<<<<

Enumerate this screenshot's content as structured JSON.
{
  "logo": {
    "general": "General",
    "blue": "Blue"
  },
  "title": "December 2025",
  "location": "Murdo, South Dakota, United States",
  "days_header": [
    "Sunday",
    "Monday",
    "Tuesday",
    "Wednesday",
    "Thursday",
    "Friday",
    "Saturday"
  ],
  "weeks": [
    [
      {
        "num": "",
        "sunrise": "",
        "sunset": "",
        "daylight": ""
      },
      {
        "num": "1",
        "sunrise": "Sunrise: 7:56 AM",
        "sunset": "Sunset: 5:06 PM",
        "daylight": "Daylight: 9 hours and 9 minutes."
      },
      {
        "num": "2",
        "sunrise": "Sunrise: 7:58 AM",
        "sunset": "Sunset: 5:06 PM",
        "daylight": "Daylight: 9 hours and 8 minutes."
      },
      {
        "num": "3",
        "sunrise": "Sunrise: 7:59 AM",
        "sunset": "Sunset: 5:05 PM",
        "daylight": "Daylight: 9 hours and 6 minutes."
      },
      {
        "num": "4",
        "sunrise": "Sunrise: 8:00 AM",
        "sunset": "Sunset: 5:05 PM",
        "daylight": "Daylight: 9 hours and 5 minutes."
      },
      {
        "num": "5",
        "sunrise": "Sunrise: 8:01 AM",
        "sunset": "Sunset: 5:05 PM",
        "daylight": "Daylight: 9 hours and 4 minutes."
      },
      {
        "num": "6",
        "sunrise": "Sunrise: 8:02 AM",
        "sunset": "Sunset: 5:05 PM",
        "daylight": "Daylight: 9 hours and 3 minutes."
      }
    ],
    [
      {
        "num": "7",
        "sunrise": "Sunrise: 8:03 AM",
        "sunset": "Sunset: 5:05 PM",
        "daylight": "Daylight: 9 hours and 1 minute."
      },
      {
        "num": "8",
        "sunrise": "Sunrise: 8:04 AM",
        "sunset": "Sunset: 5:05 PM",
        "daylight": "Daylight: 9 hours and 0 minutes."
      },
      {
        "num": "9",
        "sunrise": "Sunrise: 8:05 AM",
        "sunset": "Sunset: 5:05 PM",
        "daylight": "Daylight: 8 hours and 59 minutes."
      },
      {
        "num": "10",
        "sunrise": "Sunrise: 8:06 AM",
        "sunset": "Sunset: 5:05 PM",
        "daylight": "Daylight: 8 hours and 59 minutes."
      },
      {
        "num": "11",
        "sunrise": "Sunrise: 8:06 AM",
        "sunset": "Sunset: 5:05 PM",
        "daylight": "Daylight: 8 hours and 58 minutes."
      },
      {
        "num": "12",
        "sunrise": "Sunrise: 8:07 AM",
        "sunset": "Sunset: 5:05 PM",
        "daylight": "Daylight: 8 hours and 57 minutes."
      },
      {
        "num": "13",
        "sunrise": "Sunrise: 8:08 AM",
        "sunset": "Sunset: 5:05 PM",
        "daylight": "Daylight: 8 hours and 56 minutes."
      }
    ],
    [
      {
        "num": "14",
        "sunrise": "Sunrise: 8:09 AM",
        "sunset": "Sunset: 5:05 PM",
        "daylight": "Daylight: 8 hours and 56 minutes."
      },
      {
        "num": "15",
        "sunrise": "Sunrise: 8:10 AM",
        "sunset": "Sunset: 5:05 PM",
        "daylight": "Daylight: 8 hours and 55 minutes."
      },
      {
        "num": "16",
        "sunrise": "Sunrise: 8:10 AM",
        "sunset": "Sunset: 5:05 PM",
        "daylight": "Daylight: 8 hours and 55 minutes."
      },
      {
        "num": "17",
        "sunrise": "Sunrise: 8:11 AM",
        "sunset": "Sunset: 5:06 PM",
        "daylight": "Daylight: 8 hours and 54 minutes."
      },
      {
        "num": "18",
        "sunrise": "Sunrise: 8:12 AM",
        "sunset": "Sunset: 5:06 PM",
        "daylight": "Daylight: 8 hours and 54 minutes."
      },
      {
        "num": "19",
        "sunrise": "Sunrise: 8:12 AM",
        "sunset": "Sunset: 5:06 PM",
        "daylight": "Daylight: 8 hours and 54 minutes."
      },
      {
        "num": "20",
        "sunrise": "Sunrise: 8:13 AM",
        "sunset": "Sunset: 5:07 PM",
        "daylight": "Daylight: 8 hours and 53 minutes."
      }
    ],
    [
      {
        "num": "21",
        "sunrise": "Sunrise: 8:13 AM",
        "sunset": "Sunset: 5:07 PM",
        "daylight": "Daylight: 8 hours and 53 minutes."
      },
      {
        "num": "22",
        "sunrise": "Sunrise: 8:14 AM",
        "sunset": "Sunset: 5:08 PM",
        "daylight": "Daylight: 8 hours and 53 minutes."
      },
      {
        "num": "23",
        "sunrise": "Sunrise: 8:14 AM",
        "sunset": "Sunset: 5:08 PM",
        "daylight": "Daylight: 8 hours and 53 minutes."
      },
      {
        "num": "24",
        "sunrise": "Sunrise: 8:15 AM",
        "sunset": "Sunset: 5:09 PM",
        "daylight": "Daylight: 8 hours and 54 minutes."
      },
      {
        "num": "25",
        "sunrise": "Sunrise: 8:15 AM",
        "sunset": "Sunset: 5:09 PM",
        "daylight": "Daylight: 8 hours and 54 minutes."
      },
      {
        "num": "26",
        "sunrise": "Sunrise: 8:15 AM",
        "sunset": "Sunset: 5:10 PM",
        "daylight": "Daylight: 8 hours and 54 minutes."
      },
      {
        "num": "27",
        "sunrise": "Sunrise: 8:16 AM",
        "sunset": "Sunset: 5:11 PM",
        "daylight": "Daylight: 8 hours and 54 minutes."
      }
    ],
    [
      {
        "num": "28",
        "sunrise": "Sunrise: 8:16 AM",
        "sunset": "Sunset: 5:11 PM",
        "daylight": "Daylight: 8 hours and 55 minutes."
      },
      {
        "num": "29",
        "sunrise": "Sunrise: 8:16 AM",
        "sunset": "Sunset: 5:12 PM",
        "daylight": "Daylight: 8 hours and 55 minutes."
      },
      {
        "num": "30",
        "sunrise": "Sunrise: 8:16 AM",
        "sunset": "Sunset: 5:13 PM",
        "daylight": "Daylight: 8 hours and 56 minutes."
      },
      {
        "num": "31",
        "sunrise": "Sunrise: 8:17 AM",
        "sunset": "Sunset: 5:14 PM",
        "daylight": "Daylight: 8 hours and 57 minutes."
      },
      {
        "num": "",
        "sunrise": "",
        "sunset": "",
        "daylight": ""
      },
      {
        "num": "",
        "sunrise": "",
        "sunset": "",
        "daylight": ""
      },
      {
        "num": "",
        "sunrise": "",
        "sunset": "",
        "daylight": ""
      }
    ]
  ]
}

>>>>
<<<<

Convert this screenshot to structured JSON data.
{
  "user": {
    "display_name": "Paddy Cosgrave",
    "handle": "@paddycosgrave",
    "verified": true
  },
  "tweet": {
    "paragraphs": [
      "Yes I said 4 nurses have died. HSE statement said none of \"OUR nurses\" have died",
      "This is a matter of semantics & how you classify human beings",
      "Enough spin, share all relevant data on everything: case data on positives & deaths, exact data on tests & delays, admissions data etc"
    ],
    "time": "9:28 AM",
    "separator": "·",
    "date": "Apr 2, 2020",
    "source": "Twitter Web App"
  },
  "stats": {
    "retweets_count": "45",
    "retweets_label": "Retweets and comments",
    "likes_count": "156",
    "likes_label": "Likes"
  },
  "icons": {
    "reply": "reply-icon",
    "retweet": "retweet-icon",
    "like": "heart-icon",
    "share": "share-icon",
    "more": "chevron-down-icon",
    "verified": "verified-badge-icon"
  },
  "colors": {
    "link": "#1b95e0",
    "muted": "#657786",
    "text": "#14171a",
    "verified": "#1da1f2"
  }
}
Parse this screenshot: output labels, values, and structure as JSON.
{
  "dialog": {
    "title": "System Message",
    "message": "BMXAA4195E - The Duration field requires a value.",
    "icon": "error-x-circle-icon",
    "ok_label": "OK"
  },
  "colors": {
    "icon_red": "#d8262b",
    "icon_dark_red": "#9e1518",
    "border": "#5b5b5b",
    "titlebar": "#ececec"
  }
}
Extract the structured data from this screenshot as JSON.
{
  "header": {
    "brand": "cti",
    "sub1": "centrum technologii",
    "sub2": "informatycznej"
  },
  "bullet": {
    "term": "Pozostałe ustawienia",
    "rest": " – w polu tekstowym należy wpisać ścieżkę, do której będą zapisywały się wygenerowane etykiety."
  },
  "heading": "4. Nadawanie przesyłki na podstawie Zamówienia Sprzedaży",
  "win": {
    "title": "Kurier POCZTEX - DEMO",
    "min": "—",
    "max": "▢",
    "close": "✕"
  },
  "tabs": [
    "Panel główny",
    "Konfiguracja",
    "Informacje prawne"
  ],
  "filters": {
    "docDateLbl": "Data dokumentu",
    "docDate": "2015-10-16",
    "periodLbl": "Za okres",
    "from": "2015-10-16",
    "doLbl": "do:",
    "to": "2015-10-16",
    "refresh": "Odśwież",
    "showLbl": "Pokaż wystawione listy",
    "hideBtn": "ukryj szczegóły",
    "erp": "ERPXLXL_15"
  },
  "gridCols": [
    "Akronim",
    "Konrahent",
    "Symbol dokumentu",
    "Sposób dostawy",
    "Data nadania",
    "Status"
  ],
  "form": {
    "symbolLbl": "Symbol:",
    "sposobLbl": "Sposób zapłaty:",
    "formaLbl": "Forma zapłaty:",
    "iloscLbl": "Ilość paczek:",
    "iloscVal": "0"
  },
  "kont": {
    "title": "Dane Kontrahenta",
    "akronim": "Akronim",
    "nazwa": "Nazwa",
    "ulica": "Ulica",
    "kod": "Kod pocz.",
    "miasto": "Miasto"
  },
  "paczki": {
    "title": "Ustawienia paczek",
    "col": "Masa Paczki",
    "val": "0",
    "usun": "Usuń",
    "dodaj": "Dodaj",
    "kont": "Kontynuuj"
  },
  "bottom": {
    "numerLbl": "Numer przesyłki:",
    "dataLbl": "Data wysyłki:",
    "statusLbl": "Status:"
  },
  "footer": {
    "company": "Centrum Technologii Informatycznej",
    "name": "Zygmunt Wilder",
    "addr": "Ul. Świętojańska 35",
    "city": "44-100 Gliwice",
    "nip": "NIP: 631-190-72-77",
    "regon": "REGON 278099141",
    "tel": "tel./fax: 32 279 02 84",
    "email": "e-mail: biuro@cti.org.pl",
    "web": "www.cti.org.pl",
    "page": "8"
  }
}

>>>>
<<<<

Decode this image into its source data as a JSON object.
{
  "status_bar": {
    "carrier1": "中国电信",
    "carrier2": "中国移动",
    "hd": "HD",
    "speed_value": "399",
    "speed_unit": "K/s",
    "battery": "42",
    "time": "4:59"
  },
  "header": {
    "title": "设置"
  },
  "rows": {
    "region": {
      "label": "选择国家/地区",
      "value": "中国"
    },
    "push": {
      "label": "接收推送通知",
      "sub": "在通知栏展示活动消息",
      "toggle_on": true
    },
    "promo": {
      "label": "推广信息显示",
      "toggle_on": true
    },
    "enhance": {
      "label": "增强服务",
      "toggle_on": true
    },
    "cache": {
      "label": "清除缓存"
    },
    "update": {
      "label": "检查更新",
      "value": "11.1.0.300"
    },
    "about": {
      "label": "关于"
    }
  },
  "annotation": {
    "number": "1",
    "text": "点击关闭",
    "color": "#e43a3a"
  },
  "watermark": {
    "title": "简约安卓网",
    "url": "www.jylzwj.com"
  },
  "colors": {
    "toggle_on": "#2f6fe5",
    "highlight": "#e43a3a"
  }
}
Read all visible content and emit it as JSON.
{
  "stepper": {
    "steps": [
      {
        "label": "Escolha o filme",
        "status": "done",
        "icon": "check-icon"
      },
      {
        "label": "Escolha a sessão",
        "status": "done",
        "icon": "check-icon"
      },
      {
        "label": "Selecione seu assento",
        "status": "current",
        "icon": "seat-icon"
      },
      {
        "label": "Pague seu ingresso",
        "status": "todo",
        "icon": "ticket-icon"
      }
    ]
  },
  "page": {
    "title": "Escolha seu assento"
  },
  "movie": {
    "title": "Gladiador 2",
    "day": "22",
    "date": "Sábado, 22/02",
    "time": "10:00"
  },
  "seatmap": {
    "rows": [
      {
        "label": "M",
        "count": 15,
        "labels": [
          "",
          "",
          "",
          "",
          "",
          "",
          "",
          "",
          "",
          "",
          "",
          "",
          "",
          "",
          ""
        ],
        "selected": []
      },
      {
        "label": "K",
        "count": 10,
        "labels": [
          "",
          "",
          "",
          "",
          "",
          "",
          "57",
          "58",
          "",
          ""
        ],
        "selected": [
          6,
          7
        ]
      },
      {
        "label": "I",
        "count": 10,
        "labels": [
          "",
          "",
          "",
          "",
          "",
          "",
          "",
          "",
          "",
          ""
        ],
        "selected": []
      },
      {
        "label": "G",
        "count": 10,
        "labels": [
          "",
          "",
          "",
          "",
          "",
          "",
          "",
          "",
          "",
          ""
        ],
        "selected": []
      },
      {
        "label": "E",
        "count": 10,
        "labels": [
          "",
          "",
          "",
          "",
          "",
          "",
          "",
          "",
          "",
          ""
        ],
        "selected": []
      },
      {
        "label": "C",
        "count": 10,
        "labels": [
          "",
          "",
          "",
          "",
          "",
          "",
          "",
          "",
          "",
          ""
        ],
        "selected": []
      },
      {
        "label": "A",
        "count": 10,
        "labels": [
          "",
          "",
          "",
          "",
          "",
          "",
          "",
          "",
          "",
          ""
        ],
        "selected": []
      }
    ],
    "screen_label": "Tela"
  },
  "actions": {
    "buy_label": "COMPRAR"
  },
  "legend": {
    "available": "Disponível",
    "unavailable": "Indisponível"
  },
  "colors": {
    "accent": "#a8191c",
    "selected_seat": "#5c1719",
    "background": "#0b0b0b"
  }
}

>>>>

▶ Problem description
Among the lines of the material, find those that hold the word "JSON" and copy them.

▶ Answer for the task
Enumerate this screenshot's content as structured JSON.
Convert this screenshot to structured JSON data.
Parse this screenshot: output labels, values, and structure as JSON.
Extract the structured data from this screenshot as JSON.
Decode this image into its source data as a JSON object.
Read all visible content and emit it as JSON.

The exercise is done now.